*** Supplied material

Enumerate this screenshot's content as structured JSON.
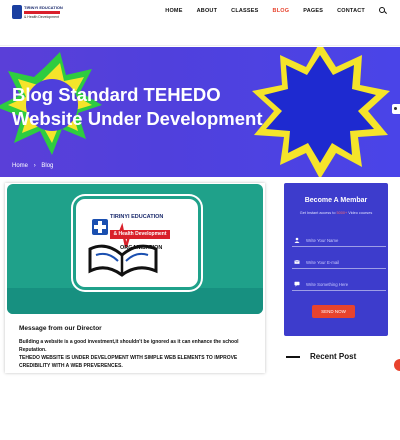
{
  "header": {
    "logo_line1": "TIRINYI EDUCATION",
    "logo_line2": "& Health Development",
    "nav": [
      "HOME",
      "ABOUT",
      "CLASSES",
      "BLOG",
      "PAGES",
      "CONTACT"
    ],
    "active_nav": "BLOG",
    "search_icon": "search-icon"
  },
  "hero": {
    "title": "Blog Standard TEHEDO Website Under Development",
    "breadcrumb_home": "Home",
    "breadcrumb_current": "Blog",
    "breadcrumb_icon": "chevron-right-icon"
  },
  "post": {
    "org_line1": "TIRINYI EDUCATION",
    "org_line2": "& Health Development",
    "org_line3": "ORGANISATION",
    "message_title": "Message from our Director",
    "body_line1": "Building a website is a good investment,it shouldn't be ignored as it can enhance the school Reputation.",
    "body_line2": "TEHEDO WEBSITE IS UNDER DEVELOPMENT WITH SIMPLE WEB ELEMENTS TO IMPROVE",
    "body_line3": "CREDIBILITY WITH A WEB PREVERENCES."
  },
  "signup": {
    "title": "Become A Membar",
    "subtitle_prefix": "Get Instant access to ",
    "subtitle_highlight": "5000+",
    "subtitle_suffix": " Video courses",
    "name_placeholder": "Write Your Name",
    "email_placeholder": "Write Your E-mail",
    "message_placeholder": "Write Something Here",
    "send_label": "SEND NOW",
    "field_icons": [
      "user-icon",
      "email-icon",
      "message-icon"
    ]
  },
  "sidebar": {
    "recent_title": "Recent Post"
  },
  "colors": {
    "accent": "#e8432d",
    "hero_bg": "#5040dc",
    "form_bg": "#3d3ccc",
    "teal": "#1fa18a",
    "yellow": "#f5e42a",
    "green": "#2ecc40"
  }
}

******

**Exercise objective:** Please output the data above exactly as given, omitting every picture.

**Response to the task:**
Enumerate this screenshot's content as structured JSON.
{
  "header": {
    "logo_line1": "TIRINYI EDUCATION",
    "logo_line2": "& Health Development",
    "nav": [
      "HOME",
      "ABOUT",
      "CLASSES",
      "BLOG",
      "PAGES",
      "CONTACT"
    ],
    "active_nav": "BLOG",
    "search_icon": "search-icon"
  },
  "hero": {
    "title": "Blog Standard TEHEDO Website Under Development",
    "breadcrumb_home": "Home",
    "breadcrumb_current": "Blog",
    "breadcrumb_icon": "chevron-right-icon"
  },
  "post": {
    "org_line1": "TIRINYI EDUCATION",
    "org_line2": "& Health Development",
    "org_line3": "ORGANISATION",
    "message_title": "Message from our Director",
    "body_line1": "Building a website is a good investment,it shouldn't be ignored as it can enhance the school Reputation.",
    "body_line2": "TEHEDO WEBSITE IS UNDER DEVELOPMENT WITH SIMPLE WEB ELEMENTS TO IMPROVE",
    "body_line3": "CREDIBILITY WITH A WEB PREVERENCES."
  },
  "signup": {
    "title": "Become A Membar",
    "subtitle_prefix": "Get Instant access to ",
    "subtitle_highlight": "5000+",
    "subtitle_suffix": " Video courses",
    "name_placeholder": "Write Your Name",
    "email_placeholder": "Write Your E-mail",
    "message_placeholder": "Write Something Here",
    "send_label": "SEND NOW",
    "field_icons": [
      "user-icon",
      "email-icon",
      "message-icon"
    ]
  },
  "sidebar": {
    "recent_title": "Recent Post"
  },
  "colors": {
    "accent": "#e8432d",
    "hero_bg": "#5040dc",
    "form_bg": "#3d3ccc",
    "teal": "#1fa18a",
    "yellow": "#f5e42a",
    "green": "#2ecc40"
  }
}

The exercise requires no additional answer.